ACTIVITY: The answer must be every line of the data that holds the word "plaats".
+++
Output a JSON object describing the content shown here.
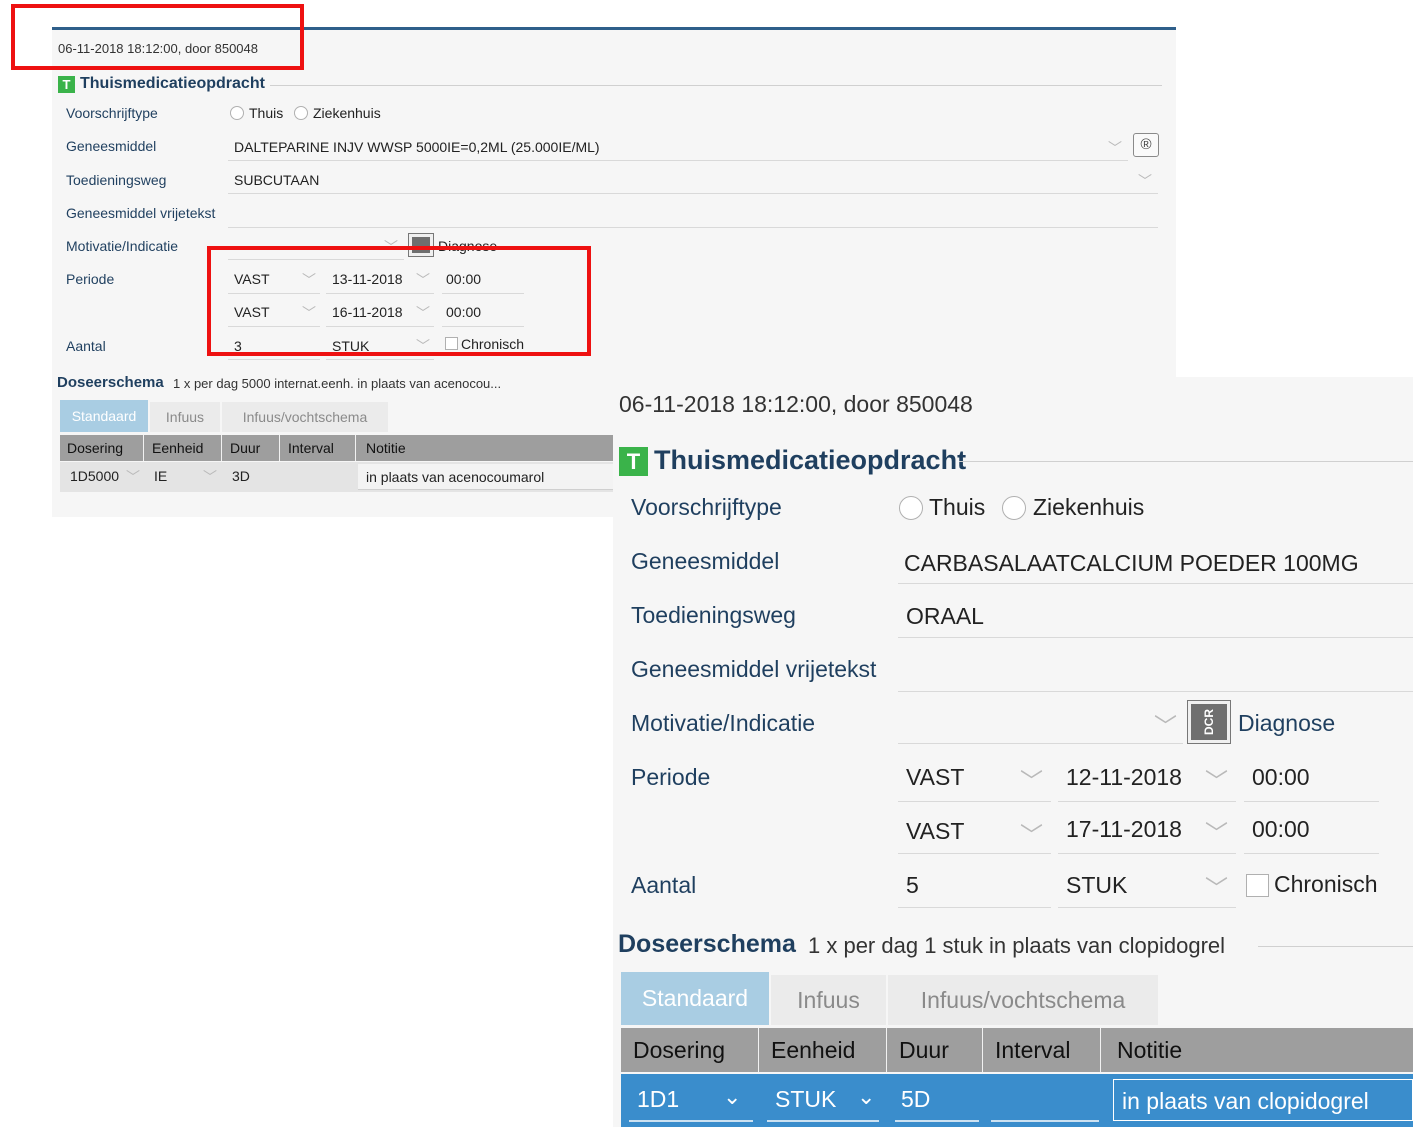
{
  "colors": {
    "accent": "#2f5f8a",
    "highlight": "#ee1111",
    "tab_active": "#a9cde3",
    "row_selected": "#3a8dcc",
    "green_icon": "#3ab34a"
  },
  "back": {
    "timestamp": "06-11-2018 18:12:00, door 850048",
    "section_icon": "T",
    "section_title": "Thuismedicatieopdracht",
    "labels": {
      "voorschrijftype": "Voorschrijftype",
      "geneesmiddel": "Geneesmiddel",
      "toedieningsweg": "Toedieningsweg",
      "vrijetekst": "Geneesmiddel vrijetekst",
      "motivatie": "Motivatie/Indicatie",
      "periode": "Periode",
      "aantal": "Aantal"
    },
    "radio_thuis": "Thuis",
    "radio_ziekenhuis": "Ziekenhuis",
    "geneesmiddel": "DALTEPARINE INJV WWSP  5000IE=0,2ML (25.000IE/ML)",
    "registered_icon": "®",
    "toedieningsweg": "SUBCUTAAN",
    "diagnose": "Diagnose",
    "periode_start": {
      "type": "VAST",
      "date": "13-11-2018",
      "time": "00:00"
    },
    "periode_end": {
      "type": "VAST",
      "date": "16-11-2018",
      "time": "00:00"
    },
    "aantal": "3",
    "eenheid": "STUK",
    "chronisch": "Chronisch",
    "dose_title": "Doseerschema",
    "dose_summary": "1 x per dag 5000 internat.eenh. in plaats van acenocou...",
    "tabs": [
      "Standaard",
      "Infuus",
      "Infuus/vochtschema"
    ],
    "table_headers": [
      "Dosering",
      "Eenheid",
      "Duur",
      "Interval",
      "Notitie"
    ],
    "row": {
      "dosering": "1D5000",
      "eenheid": "IE",
      "duur": "3D",
      "interval": "",
      "notitie": "in plaats van acenocoumarol"
    }
  },
  "front": {
    "timestamp": "06-11-2018 18:12:00, door 850048",
    "section_icon": "T",
    "section_title": "Thuismedicatieopdracht",
    "labels": {
      "voorschrijftype": "Voorschrijftype",
      "geneesmiddel": "Geneesmiddel",
      "toedieningsweg": "Toedieningsweg",
      "vrijetekst": "Geneesmiddel vrijetekst",
      "motivatie": "Motivatie/Indicatie",
      "periode": "Periode",
      "aantal": "Aantal"
    },
    "radio_thuis": "Thuis",
    "radio_ziekenhuis": "Ziekenhuis",
    "geneesmiddel": "CARBASALAATCALCIUM POEDER 100MG",
    "toedieningsweg": "ORAAL",
    "dcr_icon": "DCR",
    "diagnose": "Diagnose",
    "periode_start": {
      "type": "VAST",
      "date": "12-11-2018",
      "time": "00:00"
    },
    "periode_end": {
      "type": "VAST",
      "date": "17-11-2018",
      "time": "00:00"
    },
    "aantal": "5",
    "eenheid": "STUK",
    "chronisch": "Chronisch",
    "dose_title": "Doseerschema",
    "dose_summary": "1 x per dag 1 stuk in plaats van clopidogrel",
    "tabs": [
      "Standaard",
      "Infuus",
      "Infuus/vochtschema"
    ],
    "table_headers": [
      "Dosering",
      "Eenheid",
      "Duur",
      "Interval",
      "Notitie"
    ],
    "row": {
      "dosering": "1D1",
      "eenheid": "STUK",
      "duur": "5D",
      "interval": "",
      "notitie": "in plaats van clopidogrel"
    }
  }
}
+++
COMPLETED TASK:
    "dose_summary": "1 x per dag 5000 internat.eenh. in plaats van acenocou...",
      "notitie": "in plaats van acenocoumarol"
    "dose_summary": "1 x per dag 1 stuk in plaats van clopidogrel",
      "notitie": "in plaats van clopidogrel"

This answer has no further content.